U.S. Supreme Court justice addresses Nevada legal community

U.S. Supreme Court Justice Anthony Kennedy spoke about freedom and the rule of law Tuesday at the Judicial Leadership Summit in Henderson.

The event at the M Resort coincided with Law Day.

"It's very important for us to remember on Law Day: The verdict on freedom is still out in over half the world," Kennedy said.

The summit is held every four years and brings together judges from every court level to receive training and address issues that affect all state courts.

More than 100 Nevada judges attended the summit. Kennedy gave his luncheon address to about 500 judges and lawyers.

The event was not open to the public, and for security reasons, members of the news media were asked not to publicize Kennedy's appearance in advance.

Kennedy also prohibited photography and all electronic communication, including tweeting, during his speech.

The justice was invited to speak at the luncheon by Nevada Supreme Court Justice James Hardesty, who was a student in Kennedy's constitutional law class at McGeorge School of Law at the University of the Pacific.

Kennedy taught constitutional law at the school from 1965 to 1988. Hardesty said he met the "extremely popular professor," who became his friend and mentor, in 1971.

In introducing Kennedy to the crowd of judges and lawyers, Hardesty recalled how the man's lectures "so stirred the souls" of his students that "his classes often concluded with a standing ovation."

Kennedy, 75, received standing ovations both before and after his speech Tuesday.

The justice commented on the "dazzling facilities in Las Vegas" and said those who built them did so "so that Americans could come here to celebrate their freedom."

Kennedy made no mention of the recent controversy involving the 2010 General Services Administration conference at the M Resort, which cost taxpayers $823,000.

Instead, Kennedy focused on the three components of the legal profession: the academy, the bar and the bench.

He said the three parts are "closely intertwined" in America, but that is not the case in other parts of the world.

And only a few other countries make law school a graduate program, as it is in the United States, Kennedy said.

For judges, he had these words of advice: "Cautious decision making is not indecisiveness. It's fidelity to your oath."

Kennedy also said the United States will continue to have judicial elections.

"It is for the members of the bar to step up and show that elections will work," he said.

Kennedy said dedicated lawyers and civic leaders can rise to the defense of a good judge who comes under attack.

"The rule of law is on the line," he cautioned.

The justice also said members of the legal profession need to find ways of improving judicial elections.

"We are trustees of democracy," he said.

Earlier in the day, Kennedy visited the Boyd School of Law at the University of Nevada, Las Vegas.

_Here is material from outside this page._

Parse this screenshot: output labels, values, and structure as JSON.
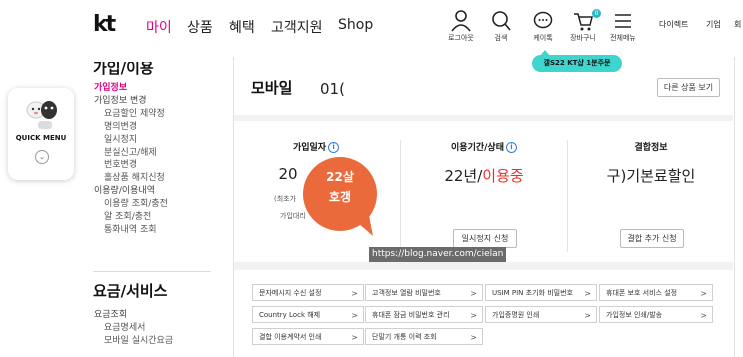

Kennedy was the keynote speaker in September 2002 during a dedication ceremony for the law school's new facility on the university campus.

After being nominated by President Ronald Reagan, Kennedy took his seat on the Supreme Court in 1988. He has been the swing vote on many of the court's 5-4 decisions.

Contact Carri Geer Thevenot at cgeer@reviewjournal.com or 702-384-8710.